--- PROBLEM DETAILS ---
Filter the records below for the word "with". Keep each line that has it.
***** RECORDS SHOWN
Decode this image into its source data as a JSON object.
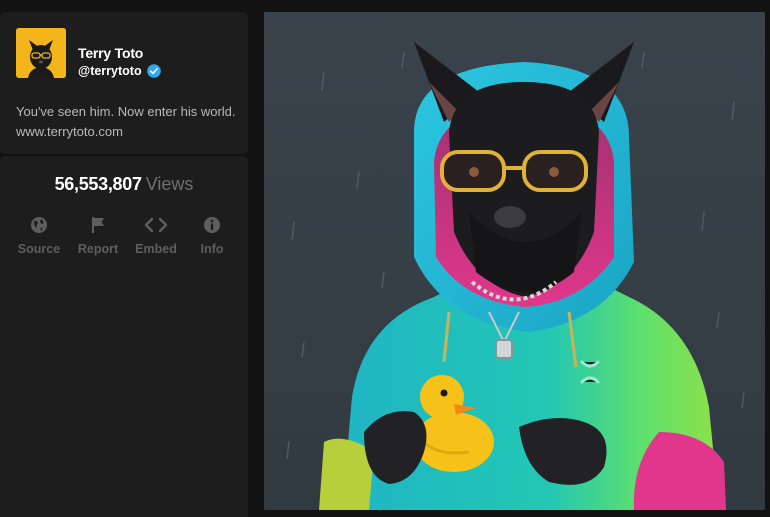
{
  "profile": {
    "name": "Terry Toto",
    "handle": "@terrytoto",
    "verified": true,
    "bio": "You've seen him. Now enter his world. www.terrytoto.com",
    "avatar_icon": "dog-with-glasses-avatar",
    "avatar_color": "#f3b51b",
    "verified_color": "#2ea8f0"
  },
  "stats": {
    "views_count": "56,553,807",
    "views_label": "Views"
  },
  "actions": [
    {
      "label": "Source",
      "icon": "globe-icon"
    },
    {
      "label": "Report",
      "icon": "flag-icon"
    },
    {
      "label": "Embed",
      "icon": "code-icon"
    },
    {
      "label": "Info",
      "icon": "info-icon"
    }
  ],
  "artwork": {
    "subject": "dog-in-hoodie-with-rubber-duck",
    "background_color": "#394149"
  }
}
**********
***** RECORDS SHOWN
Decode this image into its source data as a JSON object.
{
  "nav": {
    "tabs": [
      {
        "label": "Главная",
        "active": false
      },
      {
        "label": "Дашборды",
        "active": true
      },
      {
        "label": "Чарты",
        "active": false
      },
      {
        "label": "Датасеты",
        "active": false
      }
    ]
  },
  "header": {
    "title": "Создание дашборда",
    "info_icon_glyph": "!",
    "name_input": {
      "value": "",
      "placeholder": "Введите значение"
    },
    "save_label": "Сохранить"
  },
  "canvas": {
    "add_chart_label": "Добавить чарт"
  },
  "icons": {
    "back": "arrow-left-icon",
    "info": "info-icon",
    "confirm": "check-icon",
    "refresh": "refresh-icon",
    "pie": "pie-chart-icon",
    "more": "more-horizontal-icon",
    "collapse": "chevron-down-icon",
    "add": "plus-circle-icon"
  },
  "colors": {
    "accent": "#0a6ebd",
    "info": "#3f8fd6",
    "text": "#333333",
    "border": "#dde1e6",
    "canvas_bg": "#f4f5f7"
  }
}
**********
--- ANSWER BOX ---
    "avatar_icon": "dog-with-glasses-avatar",
    "subject": "dog-in-hoodie-with-rubber-duck",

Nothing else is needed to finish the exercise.